A ghost shopper chooses and buys a product or service with no (or very little) direct interaction with the seller. They do the research on their own.
This is common for many low-value retail items, which often don’t require research. For instance, most shoppers don’t need to speak with a clothing store employee before buying a pair of socks.
With consumers spending more time online, ghost shopping is also becoming more common with higher-value purchases. When the benefit of a product or service is complex, customers often seek out answers from multiple sources on their own to develop a more complete and objective grasp of the situation.
When, say, buying a computer, many knowledgeable and savvy shoppers do all (or almost all) their research on their own, often online. The same goes for smartphones, tablets, and even cars.
This trend also applies to schools.
Increasing numbers of families are ghost shopping for their children’s education (this trend is evidenced by the significant uptick in OurKids.net’s traffic). They’re researching, evaluating, and choosing schools without interacting with you directly: e.g., without speaking with admissions staff or attending school events.
“We’re getting more and more stealth applications,” says Kathy LaBranche, director of admissions at Trinity College School. “These are applications from families that don’t show up in our database and that have never contacted us before.”

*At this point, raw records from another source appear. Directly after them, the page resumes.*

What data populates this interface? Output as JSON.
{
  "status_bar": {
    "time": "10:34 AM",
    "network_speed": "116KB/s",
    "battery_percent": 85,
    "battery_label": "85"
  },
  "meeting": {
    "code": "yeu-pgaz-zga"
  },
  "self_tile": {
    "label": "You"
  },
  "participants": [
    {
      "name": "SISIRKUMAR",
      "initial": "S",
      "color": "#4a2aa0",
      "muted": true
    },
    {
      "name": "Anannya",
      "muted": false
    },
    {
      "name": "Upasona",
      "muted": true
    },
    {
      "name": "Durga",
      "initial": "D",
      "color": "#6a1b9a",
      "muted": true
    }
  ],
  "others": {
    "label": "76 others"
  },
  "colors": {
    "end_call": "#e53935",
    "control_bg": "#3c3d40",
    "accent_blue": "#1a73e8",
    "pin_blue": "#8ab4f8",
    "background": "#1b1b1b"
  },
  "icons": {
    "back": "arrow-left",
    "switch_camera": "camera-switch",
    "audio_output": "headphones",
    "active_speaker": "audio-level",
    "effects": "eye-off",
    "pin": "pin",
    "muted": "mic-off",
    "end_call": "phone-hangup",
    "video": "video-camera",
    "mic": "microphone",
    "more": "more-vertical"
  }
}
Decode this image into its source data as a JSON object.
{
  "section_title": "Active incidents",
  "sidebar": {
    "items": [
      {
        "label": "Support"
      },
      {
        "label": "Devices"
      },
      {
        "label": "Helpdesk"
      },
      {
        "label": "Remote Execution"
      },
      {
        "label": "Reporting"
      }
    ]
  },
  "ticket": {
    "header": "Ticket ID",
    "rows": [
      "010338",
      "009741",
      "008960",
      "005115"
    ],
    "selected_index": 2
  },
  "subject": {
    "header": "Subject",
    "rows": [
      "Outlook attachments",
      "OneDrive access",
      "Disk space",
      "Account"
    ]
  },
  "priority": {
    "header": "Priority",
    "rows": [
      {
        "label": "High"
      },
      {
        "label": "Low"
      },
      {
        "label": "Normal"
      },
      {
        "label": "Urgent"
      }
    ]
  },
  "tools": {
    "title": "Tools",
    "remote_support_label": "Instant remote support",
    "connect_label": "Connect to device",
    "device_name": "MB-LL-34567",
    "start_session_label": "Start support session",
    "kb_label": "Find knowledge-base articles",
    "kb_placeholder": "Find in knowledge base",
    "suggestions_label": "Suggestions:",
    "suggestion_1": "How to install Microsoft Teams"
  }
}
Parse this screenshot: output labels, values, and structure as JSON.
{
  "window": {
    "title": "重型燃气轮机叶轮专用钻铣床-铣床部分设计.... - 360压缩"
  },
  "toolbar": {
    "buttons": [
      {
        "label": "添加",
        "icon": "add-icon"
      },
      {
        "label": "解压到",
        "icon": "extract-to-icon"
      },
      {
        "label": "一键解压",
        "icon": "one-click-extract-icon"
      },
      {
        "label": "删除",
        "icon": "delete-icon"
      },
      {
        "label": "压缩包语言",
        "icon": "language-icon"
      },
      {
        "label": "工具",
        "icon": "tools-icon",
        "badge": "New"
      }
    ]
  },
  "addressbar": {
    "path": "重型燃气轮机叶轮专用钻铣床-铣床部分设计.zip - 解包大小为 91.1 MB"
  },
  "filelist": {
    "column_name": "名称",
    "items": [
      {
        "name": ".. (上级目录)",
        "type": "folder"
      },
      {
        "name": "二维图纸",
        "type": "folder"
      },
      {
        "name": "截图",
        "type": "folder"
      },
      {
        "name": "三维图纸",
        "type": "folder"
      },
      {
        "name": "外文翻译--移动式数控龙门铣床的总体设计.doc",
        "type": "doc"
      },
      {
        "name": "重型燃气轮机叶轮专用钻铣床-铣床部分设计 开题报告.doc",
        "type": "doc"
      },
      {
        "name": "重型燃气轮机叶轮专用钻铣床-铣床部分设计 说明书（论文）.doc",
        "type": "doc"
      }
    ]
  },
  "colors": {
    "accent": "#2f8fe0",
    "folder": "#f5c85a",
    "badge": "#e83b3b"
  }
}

In their decision process, families will visit your website, read school reviews, check out third-party platforms, and speak with school parents, students, and alumni. But they won’t reach out to you!
Here are a few key reasons:
“Customers have changed an awful lot,” says LaBranche. “This generation is not highly trusting of ‘corporate speak.’ They want an unbiased view of what the school is all about.”
What does this mean for you and how should it inform your marketing strategy?
Since parents spend so much of their time ghost researching you, you’ll want to guide and influence their research process.
How can you do this?
First, it’s vital you provide the information parents are looking for. You’ll need to answer their pressing questions about your school.
Suppose your school is highly-regarded as strong academically, socially, and in many other ways. However, if your tuition is on the higher end, you may need to address this with parents. For instance, maybe you can provide information about the substantial financial aid you offer (if you do).
Or, suppose you’re an online-only school. You may, then, want to allay some parents’ concerns about what their kids may be losing from the in-person experience. For instance, maybe you could outline the synchronous features of your course delivery.
Second, you’ll want to distribute your information widely and on the right platforms. Sometimes the medium is the message. It’s not nearly enough to just post it on your school website or even on social media platforms. It will carry far more weight on external media where parents research schools, such as online school forums, news outlets (editorial, not ads), and third-party platforms where families search for answers about schools.